[Records from a data source]
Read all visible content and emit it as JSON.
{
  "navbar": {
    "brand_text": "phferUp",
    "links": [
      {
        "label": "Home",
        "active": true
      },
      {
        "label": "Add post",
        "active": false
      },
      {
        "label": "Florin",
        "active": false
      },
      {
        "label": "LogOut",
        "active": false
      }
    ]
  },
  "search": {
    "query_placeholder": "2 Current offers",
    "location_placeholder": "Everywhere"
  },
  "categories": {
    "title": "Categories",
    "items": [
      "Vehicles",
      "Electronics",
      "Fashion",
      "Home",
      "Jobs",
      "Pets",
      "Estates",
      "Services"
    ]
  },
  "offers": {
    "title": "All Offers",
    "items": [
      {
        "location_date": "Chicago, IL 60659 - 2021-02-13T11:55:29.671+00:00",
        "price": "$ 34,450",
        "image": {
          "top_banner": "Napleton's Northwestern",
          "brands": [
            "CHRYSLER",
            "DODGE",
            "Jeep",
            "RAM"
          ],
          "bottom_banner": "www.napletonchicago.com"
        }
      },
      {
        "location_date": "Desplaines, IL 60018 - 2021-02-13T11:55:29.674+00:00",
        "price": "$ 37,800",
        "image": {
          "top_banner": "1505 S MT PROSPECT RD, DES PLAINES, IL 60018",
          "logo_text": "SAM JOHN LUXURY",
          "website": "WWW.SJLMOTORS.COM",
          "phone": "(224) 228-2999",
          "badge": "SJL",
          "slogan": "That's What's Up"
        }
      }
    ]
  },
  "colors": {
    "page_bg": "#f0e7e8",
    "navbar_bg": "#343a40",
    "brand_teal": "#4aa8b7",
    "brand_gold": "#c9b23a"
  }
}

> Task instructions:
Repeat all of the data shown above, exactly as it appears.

> Written answer:
Read all visible content and emit it as JSON.
{
  "navbar": {
    "brand_text": "phferUp",
    "links": [
      {
        "label": "Home",
        "active": true
      },
      {
        "label": "Add post",
        "active": false
      },
      {
        "label": "Florin",
        "active": false
      },
      {
        "label": "LogOut",
        "active": false
      }
    ]
  },
  "search": {
    "query_placeholder": "2 Current offers",
    "location_placeholder": "Everywhere"
  },
  "categories": {
    "title": "Categories",
    "items": [
      "Vehicles",
      "Electronics",
      "Fashion",
      "Home",
      "Jobs",
      "Pets",
      "Estates",
      "Services"
    ]
  },
  "offers": {
    "title": "All Offers",
    "items": [
      {
        "location_date": "Chicago, IL 60659 - 2021-02-13T11:55:29.671+00:00",
        "price": "$ 34,450",
        "image": {
          "top_banner": "Napleton's Northwestern",
          "brands": [
            "CHRYSLER",
            "DODGE",
            "Jeep",
            "RAM"
          ],
          "bottom_banner": "www.napletonchicago.com"
        }
      },
      {
        "location_date": "Desplaines, IL 60018 - 2021-02-13T11:55:29.674+00:00",
        "price": "$ 37,800",
        "image": {
          "top_banner": "1505 S MT PROSPECT RD, DES PLAINES, IL 60018",
          "logo_text": "SAM JOHN LUXURY",
          "website": "WWW.SJLMOTORS.COM",
          "phone": "(224) 228-2999",
          "badge": "SJL",
          "slogan": "That's What's Up"
        }
      }
    ]
  },
  "colors": {
    "page_bg": "#f0e7e8",
    "navbar_bg": "#343a40",
    "brand_teal": "#4aa8b7",
    "brand_gold": "#c9b23a"
  }
}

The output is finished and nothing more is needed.